I rode a dragon – and lived to tell about it. On Sunday, a motley crew of 20 employees came together to represent Medtronic the St. Paul Dragon Race competition. Our team was named”Earl’s Dragons” after Medtronic co-founder Earl Bakken. The ragtag group of paddlers included accomplished engineers, PhDs, inventors, computer wizards and some odds (me) and ends from the corporate communications. It turned out to be the perfect combination of smarts (PhDs/inventors), power (engineers) and enthusiasm (communications). Only four people on our team had experience paddling in dragon boat before, but what we lacked in experience we made up for in enthusiasm. In a matter of hours, Earl’s Dragons, transformed from a group of strangers into a menacing team of water warriors.
After the initial meet and greet among team members, we got down to business. First we determine our seating arrangement. I volunteered to paddle on the port side, and was placed in the second to last row. On land, we were taught paddling basics, safety instructions and general racing jargon. After a few short minutes, we were boarding our dragon Hector. (I took the liberty of naming him. He is an awfully important part of the team to go unacknowledged!)
Hector’s insides were bare bones. His spinal cord was a long metal bar bisecting the boat, with 20 horizontal vertebrae creating rudimentary seats for the paddlers to sit on. There were 21 people crowded onto Hector’s back; 18 paddlers, one drummer, one flag catcher and a stern.
Paddlers: They paddle the boat, duh!
Drummer: Also fairly self-explanatory. She beats a drum located in the front of the boat to keep the team synchronized
Flag Catcher: In order to win the race, each team must capture a floating flag. The flag catcher crouches down in the head of the dragon during the race, then when the boat approaches the flag, he pops up, climbs onto the dragon’s head, and snatches the flag. If he misses the flag, or falls in the water, your team is disqualified.
Stern: This person stands at the end of the boat, and uses a large paddle to steer. Thankfully, the boat rental company Steve the Stern. Not only did he expertly navigate the boat, he also gave us instruction and shouted encouragements at us. He was awesome.
We practiced paddling in unison and learned how to wake Hector from his resting position (stopped) into full flight (moving smoothly through the water) with two strong paddle strokes. After about 40 minutes on the water, we retreated to shore where we chatted, ate lunch and enjoyed the lively Asian heritage celebration happening on shore.
Around 1 p.m., our team was called for our first race. We were pumped!

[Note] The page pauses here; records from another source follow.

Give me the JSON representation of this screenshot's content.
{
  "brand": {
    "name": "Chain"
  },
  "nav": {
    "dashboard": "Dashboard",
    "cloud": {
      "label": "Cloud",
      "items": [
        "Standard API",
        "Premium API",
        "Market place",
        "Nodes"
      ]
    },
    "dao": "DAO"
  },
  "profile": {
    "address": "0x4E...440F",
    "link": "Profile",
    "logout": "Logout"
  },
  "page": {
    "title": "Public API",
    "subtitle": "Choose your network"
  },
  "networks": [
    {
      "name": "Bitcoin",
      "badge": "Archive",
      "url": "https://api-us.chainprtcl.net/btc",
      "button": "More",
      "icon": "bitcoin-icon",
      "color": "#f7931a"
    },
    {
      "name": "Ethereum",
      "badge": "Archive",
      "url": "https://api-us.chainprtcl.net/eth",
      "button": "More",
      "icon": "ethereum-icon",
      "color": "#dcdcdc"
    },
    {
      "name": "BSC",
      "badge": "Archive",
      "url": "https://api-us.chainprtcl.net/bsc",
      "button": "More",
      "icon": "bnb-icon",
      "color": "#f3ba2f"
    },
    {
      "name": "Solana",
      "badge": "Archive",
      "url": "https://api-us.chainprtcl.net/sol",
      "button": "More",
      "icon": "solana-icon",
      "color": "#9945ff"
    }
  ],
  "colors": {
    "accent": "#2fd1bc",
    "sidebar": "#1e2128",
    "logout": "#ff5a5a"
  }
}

The energy was electric. Every member of the team was shouting and cheering anxiously as we prepared to begin our first race.
When the bull horn sounded, we were off with a jolt. Our boat sprang forward as Hector roared to life. We grunted and pulled with all our might as our lead rowers set a blistering pace. Hector flew down the course. I think I even saw his wings pop out during the last hundred meters to fly us to the finish. Our flag catcher climbed bravely on to Hector’s head to snatch the yellow flag, sealing our victory soundly.
We slowly paddled back to the starting line for our second pass. Despite another strong start, our pace slowed midway through the course. We had expended so much energy during our first race, our energy was waning. Luckily we had enough fire left to inch out our opponents by seconds, claiming our second win.
After some enthusiastic cheers and splashes, we went back to shore to await our next round of races.
After the remaining 10 boats finished their first two runs, we were called back to the water. A bit of our original vigor had worn off, but our boat’s energy was still very positive and focused. Our second two runs were markedly slower than our first round, but nevertheless we prevailed. Hector carried us to two more victories.
Meanwhile, several other teams were posting impressive times. Even though we had won all our races, our cumulative time placed us in third.
It all came down to our last two passes. We were trailing behind the Monkey Island Paddle Club (experienced rowers) and Accelerate Fitness (a boat full of fitness instructors).
The last set of races was a grind. We finished strong, and never lost our competitive spirit and won our final two races, leaving us with a 6/6 record. Even with a perfect record, our cumulative time wasn’t fast enough to propel us to the top. Nevertheless, we were ecstatic for our third place victory.
When the race organizer announced our bronze metal finish, our entire team erupted into cheers of joy. Our team captain Adrian hoisted our trophy in the air as we celebrated our success. We exchanged high fives and sweaty hugs and vowed we would be back next year to ride Hector to a first place finish. It was a beautiful way to spend a sunny Sunday afternoon. This is precisely the type of event I never would have joined prior to my self-imposed forty by thirty challenge. Instead of my usual Sunday routine (nap, watch bad TV, another nap, surf the internet), I spent the day doing something much more memorable with a random group of co-workers. I also got to hang out with a herd of dragons, which is definitely a lifelong dream come true.